Partially exaggerated, but mostly true.
If you have about three hours to spare, try setting up a Skype account for your octogenarian grandmother from over 800 miles away.
When my phone rings after 8:30 PM, I’m a bit perturbed because everyone who knows me even semi intimately knows that I’m an early to bed, early to rise kind of girl. So when I get a phone call from my dad who is visiting my aunt and grandmother asking me to help set up “psyche” for them so that we can video chat, I knew that I was in for a roller coaster ride of an evening with people who don’t know a webcam from a mouse.
First of all, trying to get people who still have this (see image at the right) computer to download Skype is like trying to wring water from a stone. The mere act of downloading was so “complex” that we had to uninstall and reinstall twice before it would “take hold.” This computer was so darn slow, and to make matters worse, we were using their dial-up. It was an utterly ridiculous enterprise, and if it weren’t for the expectant cuteness my grandma possessed, I would have insisted that we use smoke signals, carrier pigeons, and the pony express to communicate for the rest of our lives!
Then, we went back and forth about usernames and passwords. “Should I use the dot in between my first and last name or not? What if I forget the dot? Will people know it’s me? Why do I need a password anyway? What would you suggest?” I could have jumped out of the window! Once we figured this all out, we were sent to a welcome screen. Let me just say that Skype (and any other technological advancement of any kind) needs to have a bypass-this-page-because-I’m-too-old-to-figure-this-out button. I realize that there are many grandparents using much more technology than I even hope to, but my grandma is convinced that microwaved food causes birth defects in unborn children, especially if the pregnant woman stands near it as it is actually warming the food (needless to say, I was strictly forbidden to microwave while pregnant–and I listened, too), and these are the old people for which the button should be created!
When I finally got my aunt to the actual beginning screen so that we could make a video call, we spent another 15 minutes just trying to get her to add me as a contact. “Now, what’s your name again?” Well, it’s been the same since birth, but that’s neither here nor there. Let’s just go with my username.

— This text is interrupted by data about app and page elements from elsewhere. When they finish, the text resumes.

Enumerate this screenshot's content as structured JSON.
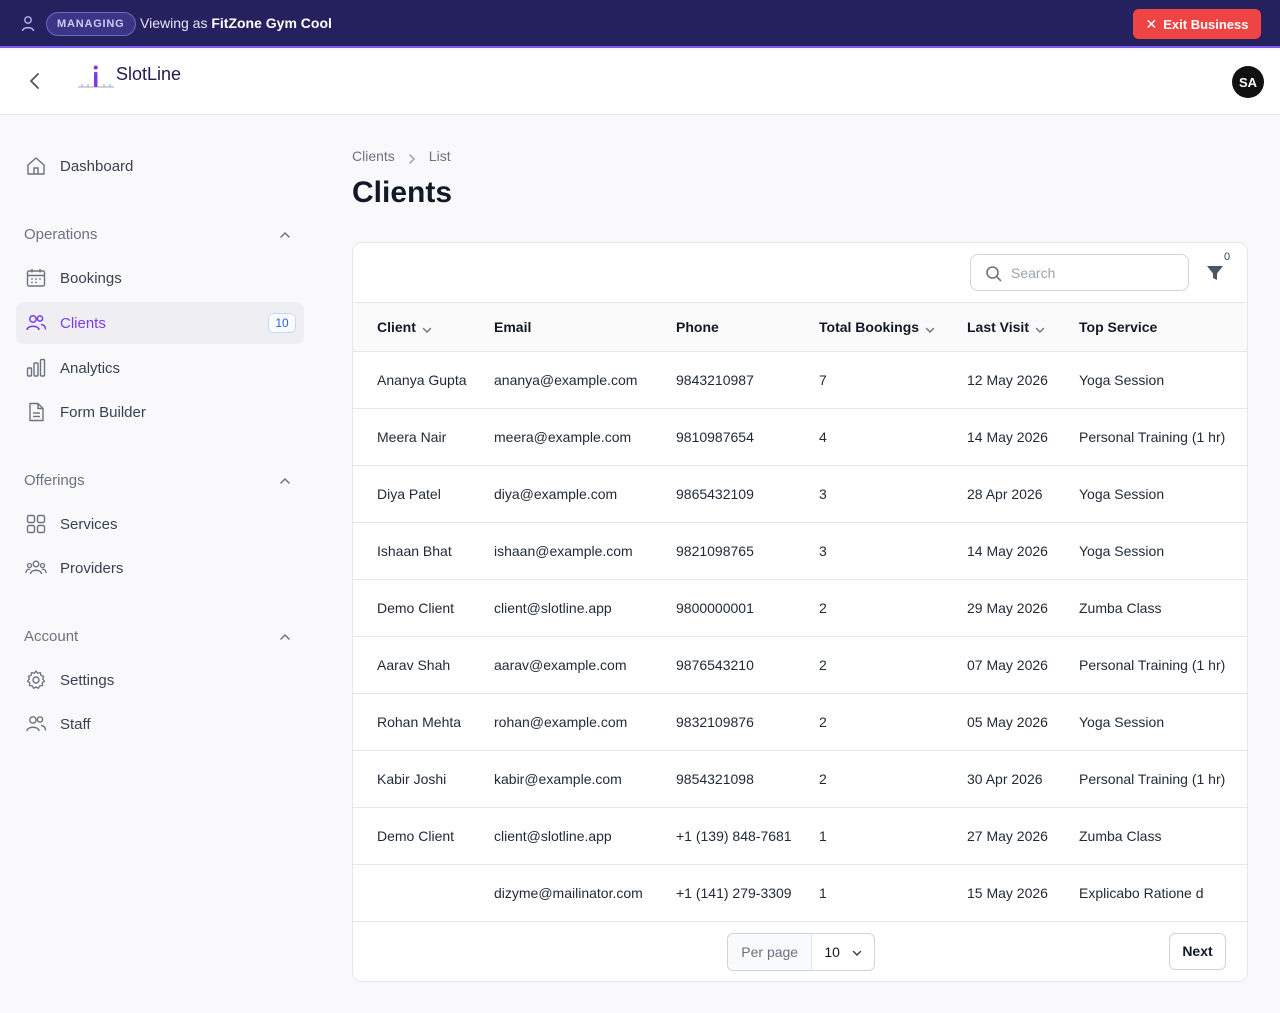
{
  "banner": {
    "managing_label": "MANAGING",
    "viewing_prefix": "Viewing as",
    "business_name": "FitZone Gym Cool",
    "exit_label": "Exit Business"
  },
  "header": {
    "app_name": "SlotLine",
    "avatar_initials": "SA"
  },
  "sidebar": {
    "dashboard": "Dashboard",
    "groups": {
      "operations": "Operations",
      "offerings": "Offerings",
      "account": "Account"
    },
    "items": {
      "bookings": "Bookings",
      "clients": "Clients",
      "clients_count": "10",
      "analytics": "Analytics",
      "form_builder": "Form Builder",
      "services": "Services",
      "providers": "Providers",
      "settings": "Settings",
      "staff": "Staff"
    }
  },
  "breadcrumb": {
    "parent": "Clients",
    "current": "List"
  },
  "page_title": "Clients",
  "toolbar": {
    "search_placeholder": "Search",
    "filter_count": "0"
  },
  "table": {
    "columns": {
      "client": "Client",
      "email": "Email",
      "phone": "Phone",
      "total_bookings": "Total Bookings",
      "last_visit": "Last Visit",
      "top_service": "Top Service"
    },
    "rows": [
      {
        "client": "Ananya Gupta",
        "email": "ananya@example.com",
        "phone": "9843210987",
        "total": "7",
        "last_visit": "12 May 2026",
        "top_service": "Yoga Session"
      },
      {
        "client": "Meera Nair",
        "email": "meera@example.com",
        "phone": "9810987654",
        "total": "4",
        "last_visit": "14 May 2026",
        "top_service": "Personal Training (1 hr)"
      },
      {
        "client": "Diya Patel",
        "email": "diya@example.com",
        "phone": "9865432109",
        "total": "3",
        "last_visit": "28 Apr 2026",
        "top_service": "Yoga Session"
      },
      {
        "client": "Ishaan Bhat",
        "email": "ishaan@example.com",
        "phone": "9821098765",
        "total": "3",
        "last_visit": "14 May 2026",
        "top_service": "Yoga Session"
      },
      {
        "client": "Demo Client",
        "email": "client@slotline.app",
        "phone": "9800000001",
        "total": "2",
        "last_visit": "29 May 2026",
        "top_service": "Zumba Class"
      },
      {
        "client": "Aarav Shah",
        "email": "aarav@example.com",
        "phone": "9876543210",
        "total": "2",
        "last_visit": "07 May 2026",
        "top_service": "Personal Training (1 hr)"
      },
      {
        "client": "Rohan Mehta",
        "email": "rohan@example.com",
        "phone": "9832109876",
        "total": "2",
        "last_visit": "05 May 2026",
        "top_service": "Yoga Session"
      },
      {
        "client": "Kabir Joshi",
        "email": "kabir@example.com",
        "phone": "9854321098",
        "total": "2",
        "last_visit": "30 Apr 2026",
        "top_service": "Personal Training (1 hr)"
      },
      {
        "client": "Demo Client",
        "email": "client@slotline.app",
        "phone": "+1 (139) 848-7681",
        "total": "1",
        "last_visit": "27 May 2026",
        "top_service": "Zumba Class"
      },
      {
        "client": "",
        "email": "dizyme@mailinator.com",
        "phone": "+1 (141) 279-3309",
        "total": "1",
        "last_visit": "15 May 2026",
        "top_service": "Explicabo Ratione d"
      }
    ]
  },
  "pagination": {
    "per_page_label": "Per page",
    "per_page_value": "10",
    "next_label": "Next"
  },
  "colors": {
    "banner_bg": "#25215e",
    "accent": "#7c3aed",
    "exit_red": "#ef4444"
  }
}
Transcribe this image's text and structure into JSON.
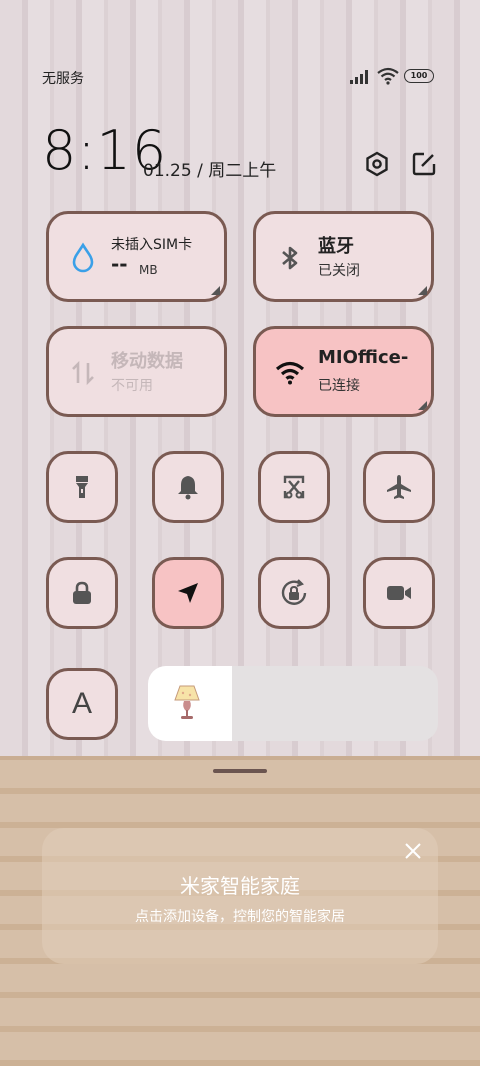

Then, the call: I sent out a video call and said, “When you see the answer call button pop up, push it!” Three calls later my aunt was successfully able to answer. She could see me, but obviously, I couldn’t see her. It took another thirty minutes before she could turn off her webcam manually so that Skype could pick it up to use it to display her picture for me. Have you ever gone to a sporting event for a child much too young to actually be any good at the sport in which he was playing? Well, when I was finally able to see their faces, it was like a three-year old actually making a basket in the basketball game. We were cheering and waving like maniacs at the screen because we had struck gold. Almost…I could hear them, but they couldn’t hear me. I spent the better part of a half hour realizing that, of course, nothing was wrong with my microphone, it must be something on their end. The simple truth was that their speakers weren’t actually plugged in.
Now that we could see and hear each other, we decided to hang up and continue our video call using Skype only. My father, who has used Skype numerous times in the past, still doesn’t understand that you neither have to scream into the computer nor lean your entire face into the screen giving only forehead and hairline shots to the recipient. “Sit back, dad. In a chair! Why are you sitting like that? Relax. I can hear you, stop screaming. Again, there’s no need to scream; I hear you loud and clear. Remember, you couldn’t hear me because the speakers on your end weren’t plugged in. I can hear you just fine.”
Now, it’s grandma’s turn, and it’s 11:15 PM. She’s smoothing her hair back trying to look presentable, as if she’s a guest on Oprah. “You look beautiful, sweetie,” I say, “and you’re wearing that pink duster, girlfriend.” She smiles and laughs coyly, and I realize that this was all worth it. I walk through the house in semi-Blair Witch style holding the laptop so that I can show her live video of the girls. This whole process has been crazy frustrating, but few things have brought me more joy than seeing my grandma’s face light up when she sees the sleeping faces of my daughters.
- 10 Skype Chat Tricks for Power Users (mashable.com)